I've found that many programs (essentially anything with a long-ish kernel as I understand it) don't have enough time under the default RATE_CNV setting.
I've asked before, I don't really understand why this isn't higher by default; the programs load a little faster but considering the number of programs that will not convert from 96k to 44.1 in that amount of time (at least on my machine) it seems like it's more trouble than assistance.
Agreed. I'm starting to think that none of us (aside from the developers) know what this number really means. Is it a conversion QUALITY setting? I.e., time allotted for conversion, must meet a bare minimum which varies according to patch, but beyond which there are diminishing returns? I just don't know how to make sense of the way it gets treated other than that. But in any case it would seem like keeping it higher can only be better in nearly all cases.
Last edited by biomuse on Tue Jun 07, 2011 5:16 am, edited 1 time in total.
biomuse wrote:Agreed. I'm starting to think that none of us (aside from the developers) know what this number really means. Is it a conversion QUALITY setting?
Nope. I think it's the amount of time (maximum) of some conversion interval (I'm not sure if that's per kernel or per program or what). But I'm fairly sure that it either works or it doesn't, it's not a quality slider.
That was my prior understanding of it as well. But why is there a tendency to keep it low then? It's as though this thing behaves differently from other "loading" times; in most cases, how long it takes something to load is simply determined by how large that thing is. So if a small patch is loaded with the RATE CNV value set at 9000, it would take the same amount of time to load regardless of whether RATE CNV is lowered or not, if this is just simple loading time, yes? So then why ever lower it? That's what makes me think there must be something more to it.
As I understand it, most of the conservative settings in the MAST page are to enable those with older/slower computers to still make use of Nebula, so the previous low default setting for Rate CNV was tuned for 'fast loading'.
However, Giancarlo made various changes to the defaults very recently, one of which was to increase the default Rate CNV to 350, which so far has been a perfectly adequate upper time limit to convert 96kHz presets to 44.1kHz on almost everything I've tried (basically if you get a flashing symbol next to your converted sample rate it didn't get enough time to perform the full conversion).
As I understand it, increasing it still further does nothing except give the SRC algorithms more time if needed, so I've now left mine at the new default.
I've just remembered the only programs in my Nebula collection that didn't manage to convert from 96kHz to 44.1kHz in the default time - and they were the freeby analogue delays that someone kindly offered to users
yewtreemagic wrote:As I understand it, increasing it still further does nothing except give the SRC algorithms more time if needed
Right, but more time to *do what*? That's what I can't get my head around.
As far as I know, telling software to load something looks schematically something like this:

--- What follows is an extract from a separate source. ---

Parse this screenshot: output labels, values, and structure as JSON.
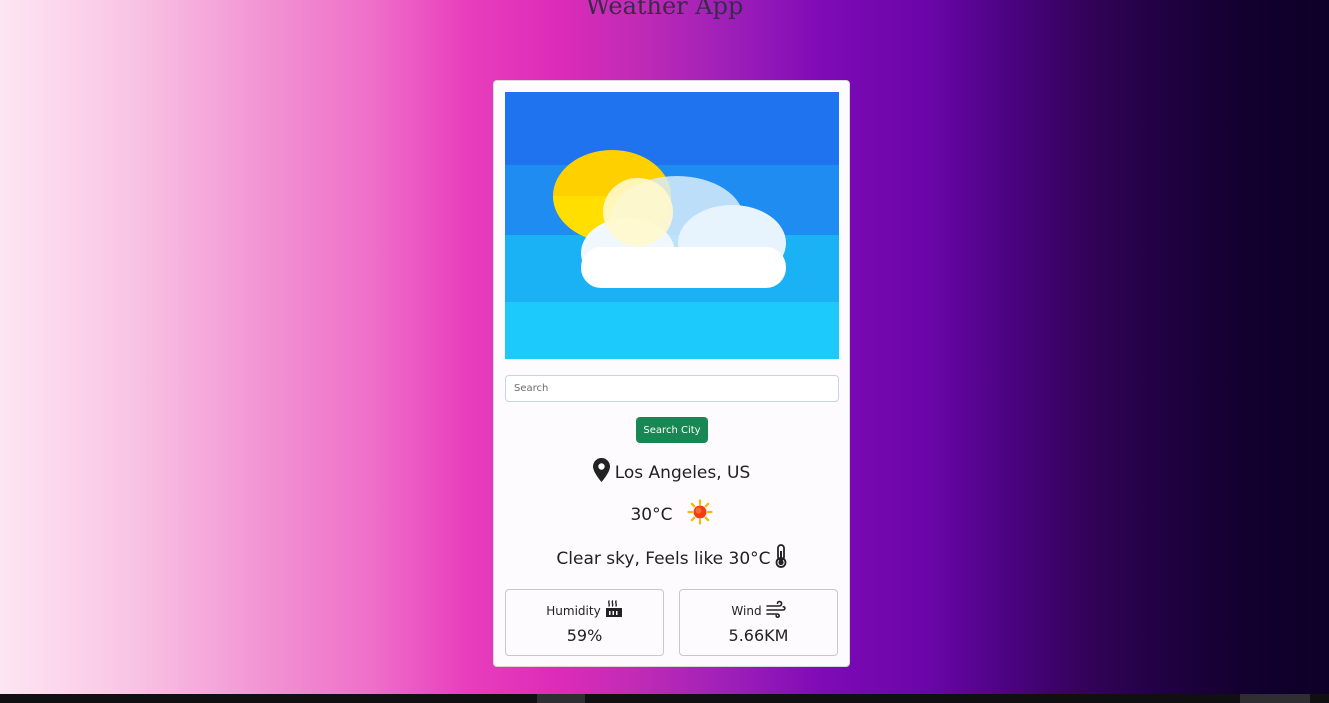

0. Recieve a load command 1. Get the properties of a file, including the number of resources which the file contains to load 2. Load the resources 3. When the number of loaded resources matches the number specified in the properties, the loading is complete 4. Stop loading
So, if it's really a "time limit," then what on earth is this "RATE CNV" number doing? I.e., if it's bigger than is needed to load a file, then what's going on after the file is finished loading? Wouldn't the conversion just stop anyhow? In other words, how does adjusting this value make any conversion last one moment shorter or longer than it would anyhow, unless there's something scalable going on?
I've never seen anything like this and, like most people here, I've been using software since there have been computers. Programmed a bit as well. So I'm suspicious. My brain hurts.
it's simple: you convert only programs smaller than x. X is your bar. You could raise the bar and convert ALL programs. It's possible an old computer will take ages for converting a program so you disable conversion lowering the bar.